On the question of spectacle, I must admit that artistically I seek a strong and immersive experience. I envy and possibly seek to emulate the condition of music in my use of the moving image. This involves a structure of the viewing/listening experience that begins with un-interpreted sensation and through the use of conscious and unconscious memory processes builds larger and larger units of time experience and conception – a musical model. However, I am not sure how this squares with the theoretical (and political) attempt to put the spectator rather than the maker at the centre of the artistic meaning. This re-introduces the whole question of whether the artists should be the theorist of their own work and whether their theory is a post-rationalization of their ‘intuitive’ practice. It is this question that has always made me insist that work should be led by practice and not by theory.

I don’t think I can comment on Expo 67 in Montreal or the Expo 70 in Osaka. My awareness of each of these is only from second hand reports. My instinct suggests that the multi-screen spectacle in these grand events had very little to do with my own interest in multi-projection.

Though I have always generally agreed with Peter Gidal, you should go to him directly if you want to discuss his theory.
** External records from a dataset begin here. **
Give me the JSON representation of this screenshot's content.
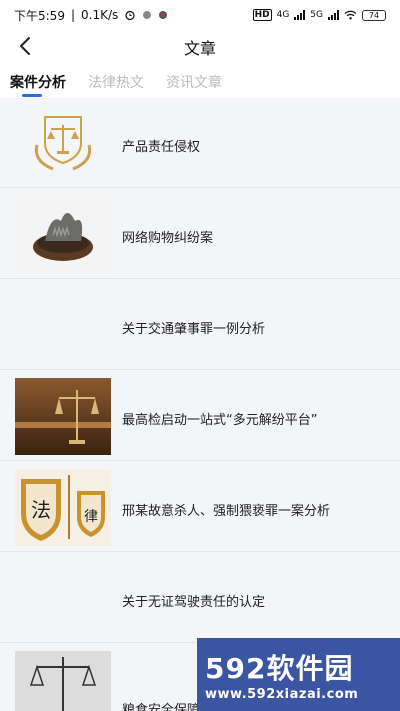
{
  "status_bar": {
    "time": "下午5:59",
    "net_speed": "0.1K/s",
    "hd_label": "HD",
    "net_4g": "4G",
    "net_5g": "5G",
    "battery": "74"
  },
  "header": {
    "title": "文章",
    "back_icon": "chevron-left-icon"
  },
  "tabs": [
    {
      "label": "案件分析",
      "active": true
    },
    {
      "label": "法律热文",
      "active": false
    },
    {
      "label": "资讯文章",
      "active": false
    }
  ],
  "articles": [
    {
      "title": "产品责任侵权",
      "thumbnail": "scales-emblem"
    },
    {
      "title": "网络购物纠纷案",
      "thumbnail": "sea-cucumber-bowl"
    },
    {
      "title": "关于交通肇事罪一例分析",
      "thumbnail": "none"
    },
    {
      "title": "最高检启动一站式“多元解纷平台”",
      "thumbnail": "scales-courtroom"
    },
    {
      "title": "邢某故意杀人、强制猥亵罪一案分析",
      "thumbnail": "law-shields"
    },
    {
      "title": "关于无证驾驶责任的认定",
      "thumbnail": "none"
    },
    {
      "title": "粮食安全保障法草案提请审议",
      "thumbnail": "scales-gray"
    }
  ],
  "watermark": {
    "brand": "592软件园",
    "url": "www.592xiazai.com"
  },
  "colors": {
    "accent": "#2a6fdb",
    "list_background": "#f3f5f8",
    "watermark_bg": "#3c55a2"
  }
}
I will only make a brief comment on the notion of “dismantled” cinema. I think there may be some confusion in this concept and what in the 1980’s was discussed as cinema de-construction. Both Gidal and I resisted this direct focus on de-construction, as if there was an established language of cinema that could be de-constructed. I did not see my ‘excavation’ of the film-medium as a de-construction but as a creative construction from intrinsic properties. Of course in the light of digital systems and the explosion of viewing and delivery formats (like YouTube), I would now, question if it is valuable to think in terms of ‘intrinsic’ properties of a medium. I still hold to the idea that it is only a constructive/creative practice working through an active public discourse that resists the dominance of academic theory.